— -- Famed actor Dustin Hoffman and TV host John Oliver got into a heated debate Monday night in New York while discussing allegations of harassment against Hoffman.
In particular, Oliver questioned the actor repeatedly about Anna Graham Hunter's accusations last month that Hoffman was personally intrusive, including allegedly touching her inappropriately, more than three decades ago on the set of TV film "Death of a Salesman." Hunter was 17 at the time.
After Hunter's allegations emerged on Nov. 1, Hoffman issued an apology. "I have the utmost respect for women and feel terrible that anything I might have done could have put her in an uncomfortable situation," his statement read. "I am sorry. It is not reflective of who I am."
On Monday night, Hoffman doubled down on his conditional statement, this time focusing on the word "if" and "might," taking the stance he doesn't believe he really did anything to warrant such condemning media coverage and that he didn't even remember meeting Hunter or that he groped her in any way.
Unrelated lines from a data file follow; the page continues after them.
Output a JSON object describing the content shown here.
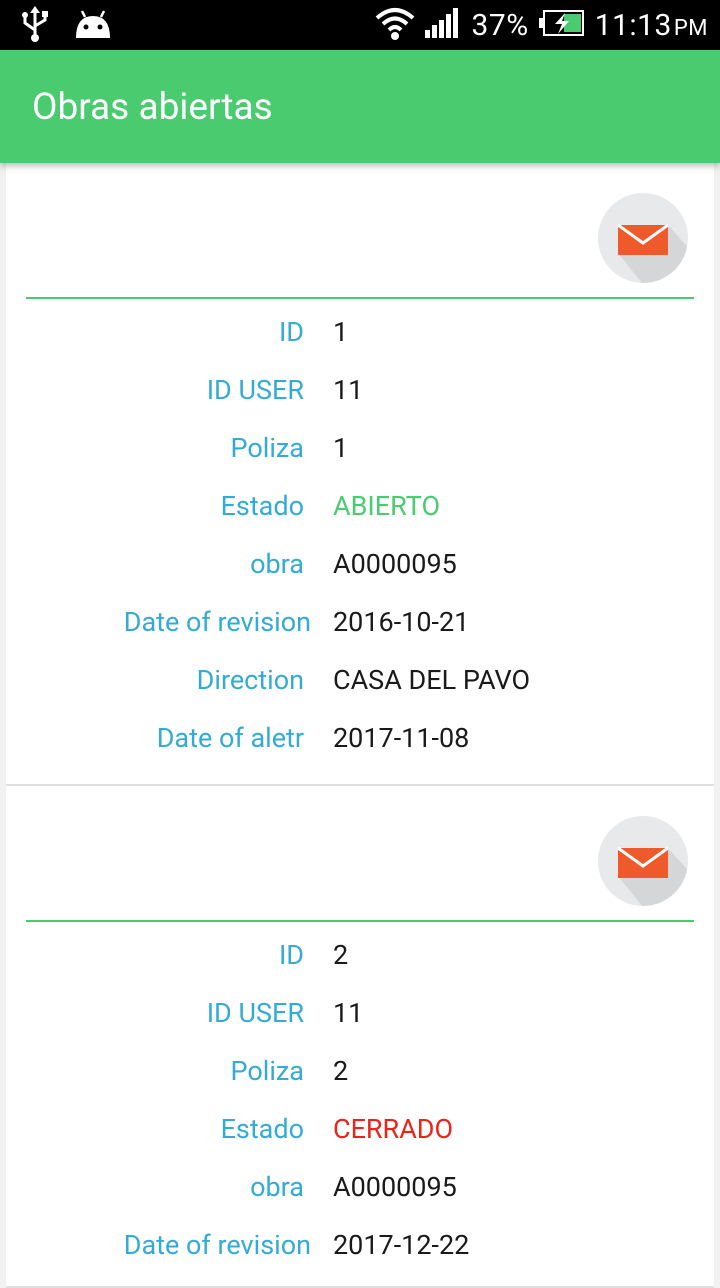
{
  "status_bar": {
    "battery": "37%",
    "time": "11:13",
    "ampm": "PM"
  },
  "app_bar": {
    "title": "Obras abiertas"
  },
  "labels": {
    "id": "ID",
    "id_user": "ID USER",
    "poliza": "Poliza",
    "estado": "Estado",
    "obra": "obra",
    "date_revision": "Date of revision",
    "direction": "Direction",
    "date_alert": "Date of aletr"
  },
  "colors": {
    "accent": "#4acb70",
    "label": "#34abd6",
    "open": "#4acb70",
    "closed": "#e8241c",
    "mail": "#ee5a2b"
  },
  "obras": [
    {
      "id": "1",
      "id_user": "11",
      "poliza": "1",
      "estado": "ABIERTO",
      "obra": "A0000095",
      "date_revision": "2016-10-21",
      "direction": "CASA DEL PAVO",
      "date_alert": "2017-11-08"
    },
    {
      "id": "2",
      "id_user": "11",
      "poliza": "2",
      "estado": "CERRADO",
      "obra": "A0000095",
      "date_revision": "2017-12-22"
    }
  ]
}
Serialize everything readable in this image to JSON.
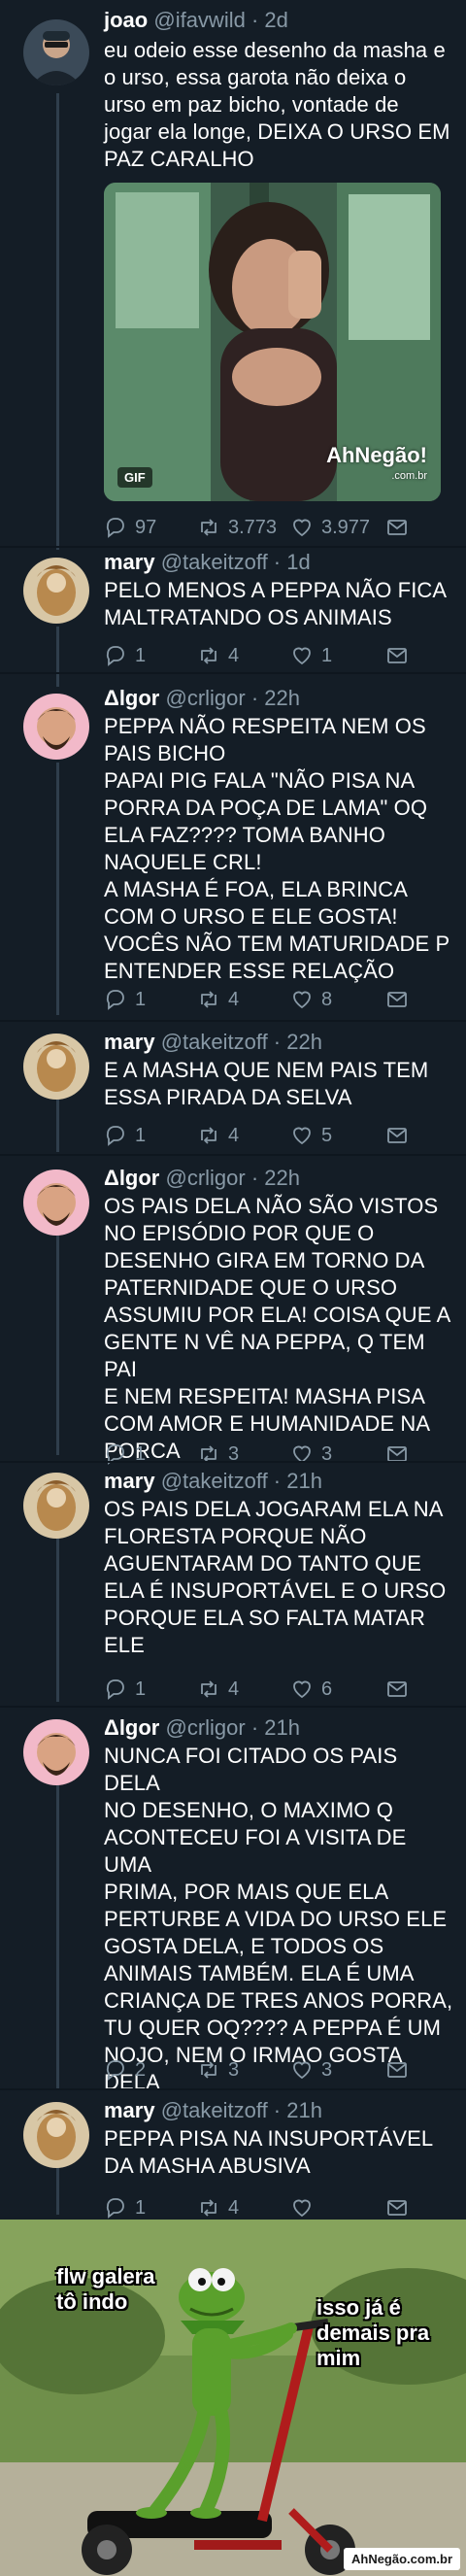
{
  "tweets": [
    {
      "name": "joao",
      "handle": "@ifavwild · 2d",
      "text": "eu odeio esse desenho da masha e\no urso, essa garota não deixa o\nurso em paz bicho, vontade de\njogar ela longe, DEIXA O URSO EM\nPAZ CARALHO",
      "replies": "97",
      "retweets": "3.773",
      "likes": "3.977",
      "gif_badge": "GIF",
      "gif_watermark": "AhNegão!",
      "gif_watermark_sub": ".com.br"
    },
    {
      "name": "mary",
      "handle": "@takeitzoff · 1d",
      "text": "PELO MENOS A PEPPA NÃO FICA\nMALTRATANDO OS ANIMAIS",
      "replies": "1",
      "retweets": "4",
      "likes": "1"
    },
    {
      "name": "Δlgor",
      "handle": "@crligor · 22h",
      "text": "PEPPA NÃO RESPEITA NEM OS\nPAIS BICHO\nPAPAI PIG FALA \"NÃO PISA NA\nPORRA DA POÇA DE LAMA\" OQ\nELA FAZ???? TOMA BANHO\nNAQUELE CRL!\nA MASHA É FOA, ELA BRINCA\nCOM O URSO E ELE GOSTA!\nVOCÊS NÃO TEM MATURIDADE P\nENTENDER ESSE RELAÇÃO",
      "replies": "1",
      "retweets": "4",
      "likes": "8"
    },
    {
      "name": "mary",
      "handle": "@takeitzoff · 22h",
      "text": "E A MASHA QUE NEM PAIS TEM\nESSA PIRADA DA SELVA",
      "replies": "1",
      "retweets": "4",
      "likes": "5"
    },
    {
      "name": "Δlgor",
      "handle": "@crligor · 22h",
      "text": "OS PAIS DELA NÃO SÃO VISTOS\nNO EPISÓDIO POR QUE O\nDESENHO GIRA EM TORNO DA\nPATERNIDADE QUE O URSO\nASSUMIU POR ELA! COISA QUE A\nGENTE N VÊ NA PEPPA, Q TEM PAI\nE NEM RESPEITA! MASHA PISA\nCOM AMOR E HUMANIDADE NA\nPORCA",
      "replies": "1",
      "retweets": "3",
      "likes": "3"
    },
    {
      "name": "mary",
      "handle": "@takeitzoff · 21h",
      "text": "OS PAIS DELA JOGARAM ELA NA\nFLORESTA PORQUE NÃO\nAGUENTARAM DO TANTO QUE\nELA É INSUPORTÁVEL E O URSO\nPORQUE ELA SO FALTA MATAR\nELE",
      "replies": "1",
      "retweets": "4",
      "likes": "6"
    },
    {
      "name": "Δlgor",
      "handle": "@crligor · 21h",
      "text": "NUNCA FOI CITADO OS PAIS DELA\nNO DESENHO, O MAXIMO Q\nACONTECEU FOI A VISITA DE UMA\nPRIMA, POR MAIS QUE ELA\nPERTURBE A VIDA DO URSO ELE\nGOSTA DELA, E TODOS OS\nANIMAIS TAMBÉM. ELA É UMA\nCRIANÇA DE TRES ANOS PORRA,\nTU QUER OQ???? A PEPPA É UM\nNOJO, NEM O IRMAO GOSTA\nDELA",
      "replies": "2",
      "retweets": "3",
      "likes": "3"
    },
    {
      "name": "mary",
      "handle": "@takeitzoff · 21h",
      "text": "PEPPA PISA NA INSUPORTÁVEL\nDA MASHA ABUSIVA",
      "replies": "1",
      "retweets": "4",
      "likes": ""
    }
  ],
  "meme": {
    "left_caption": "flw galera\ntô indo",
    "right_caption": "isso já é\ndemais pra\nmim",
    "watermark": "AhNegão.com.br"
  },
  "colors": {
    "background": "#141d26",
    "muted": "#8899a6",
    "thread_line": "#2f3e4c"
  },
  "icons": [
    "reply-icon",
    "retweet-icon",
    "like-icon",
    "direct-message-icon"
  ]
}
But Oliver challenged Hoffman's response, saying it "pisses me off" and telling Hoffman, "It is reflective of who you were ... it feels like a cop-out to say, 'This isn't me,'" according to The Washington Post, which also posted video of the panel the two were on for the 20th anniversary of one of Hoffman's films, "Wag the Dog."
"You weren't there," Hoffman responded to Oliver, telling the host he was being "pretty quick to judgment."
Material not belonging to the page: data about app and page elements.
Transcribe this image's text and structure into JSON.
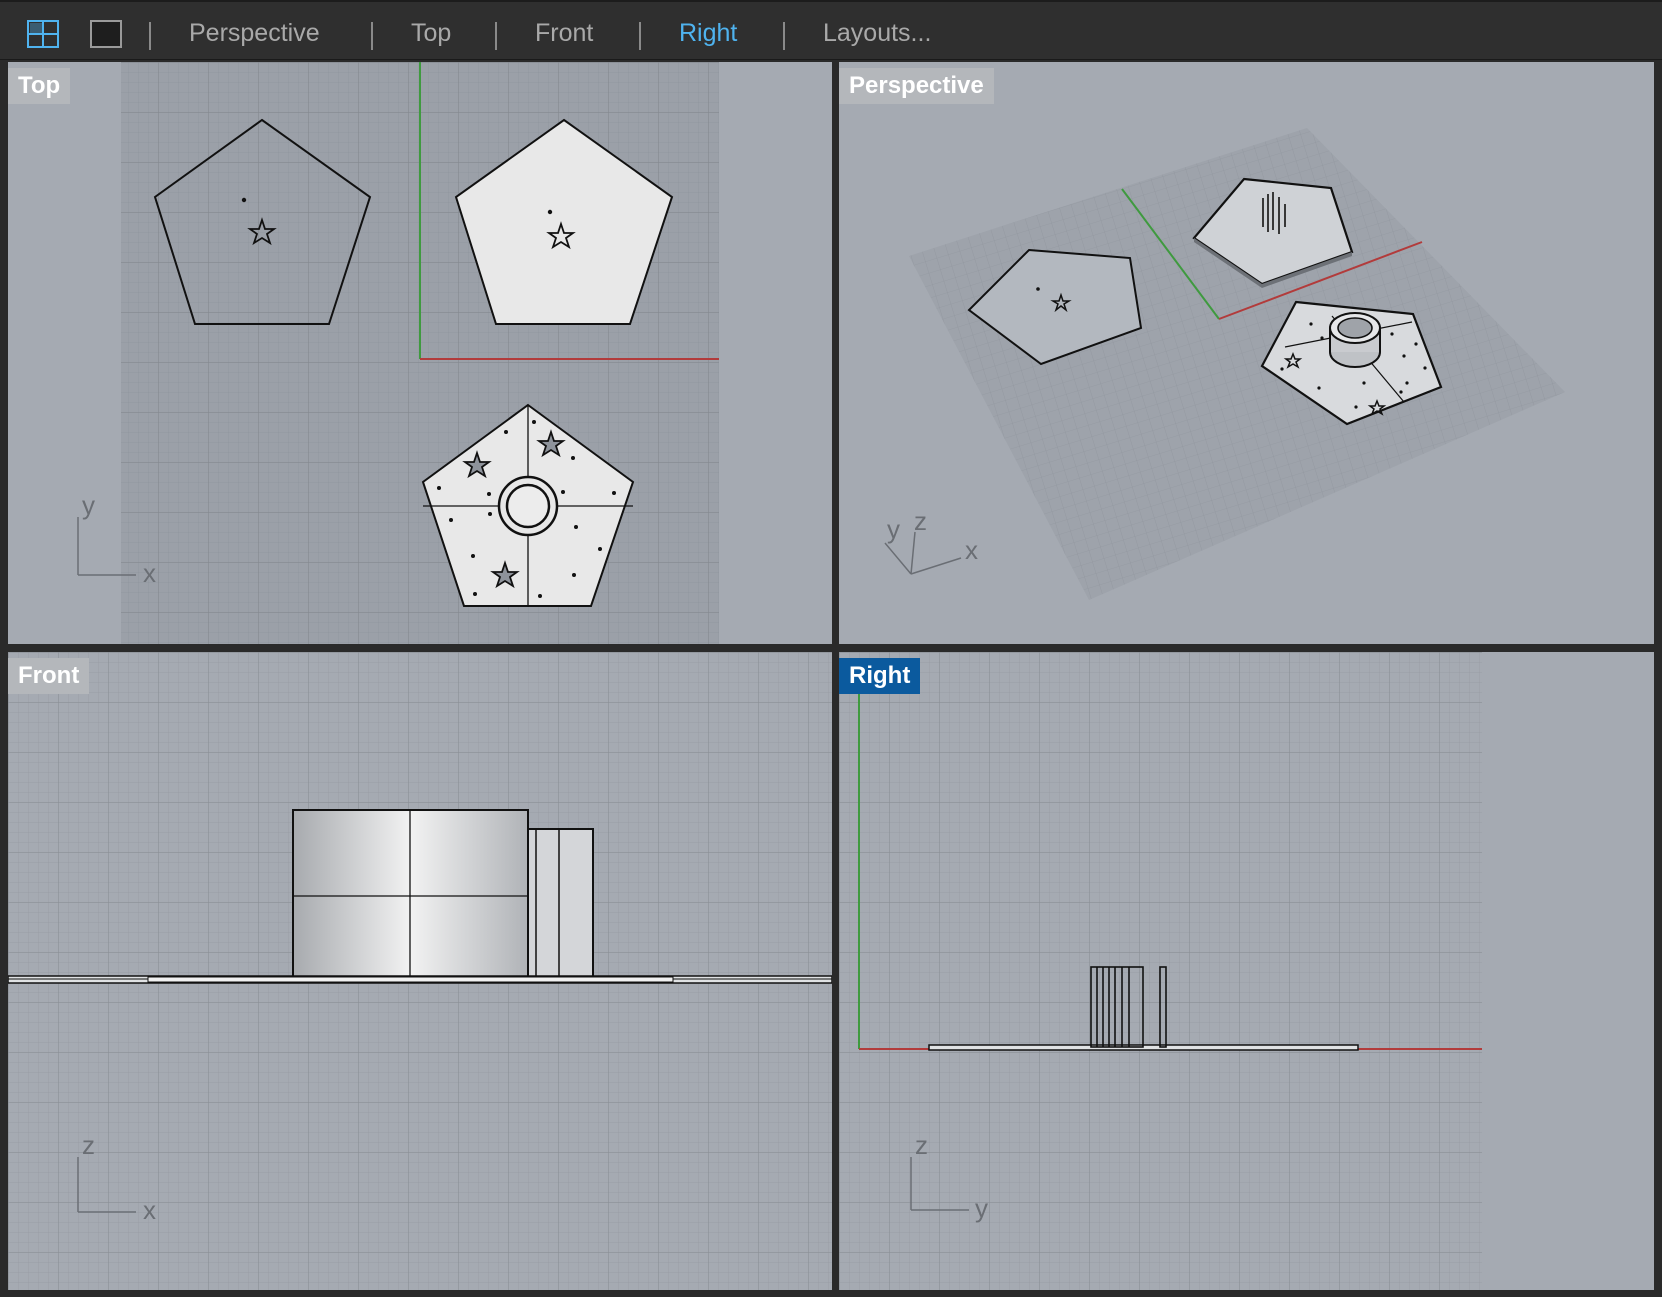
{
  "toolbar": {
    "icons": [
      "four-viewport-layout-icon",
      "single-viewport-layout-icon"
    ],
    "tabs": [
      {
        "label": "Perspective",
        "active": false
      },
      {
        "label": "Top",
        "active": false
      },
      {
        "label": "Front",
        "active": false
      },
      {
        "label": "Right",
        "active": true
      },
      {
        "label": "Layouts...",
        "active": false
      }
    ],
    "active_color": "#4fb3ef"
  },
  "viewports": {
    "top": {
      "title": "Top",
      "axis_x": "x",
      "axis_y": "y"
    },
    "perspective": {
      "title": "Perspective",
      "axis_x": "x",
      "axis_y": "y",
      "axis_z": "z"
    },
    "front": {
      "title": "Front",
      "axis_x": "x",
      "axis_z": "z"
    },
    "right": {
      "title": "Right",
      "axis_y": "y",
      "axis_z": "z",
      "active": true
    }
  },
  "colors": {
    "viewport_bg": "#a5aab2",
    "grid_bg": "#9aa0a8",
    "x_axis": "#b23b3b",
    "y_axis": "#3f9a3f",
    "active_title": "#0b5a9e"
  }
}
The 80-year-old actor went on to say "I said a stupid thing" but explained that the cast and crew were like a family and that things like "sex" were discussed to break up the monotony of work. Hoffman said he apologized "if" he had done anything to make anyone, including Hunter, feel uncomfortable at the time.
"I gotta say, I don't love that response either," Oliver replied.
"What response do you want?" Hoffman asked.
The “Last Week Tonight” host said he got "no pleasure" from having this conversation with Hoffman but added that he does believe what Hunter wrote and that the actor's response to him did not feel self-reflective.
As things began to get more heated between the two on stage, Oliver and others on the panel tried to move the conversation to the anniversary of the film, but Hoffman was still clearly upset that the media, Oliver in particular, had already considered him "an abuser," though he said he never admitted anything.
"You take it, 'This is an assaulter, this is a female assaulter, he's admitted it,'" he said, adding he felt like he was "put on display" at the panel meant to be focused on something else. "It's so skewed."
As added by the Post's coverage of the panel, Hoffman also referenced his film “Tootsie” as a sign of his growth and respect for women.
"I would not have made that movie if I didn’t have an incredible respect for women,” he said.
Oliver added that something that the actor brought up about "the things that we do in between takes" caught his ear.
"I think it's the things that we do in between takes where there's probably a cultural shift that needs to happen," he said to applause from the audience.
Requests for further comment from Hoffman's and Oliver's reps were not immediately returned to ABC News.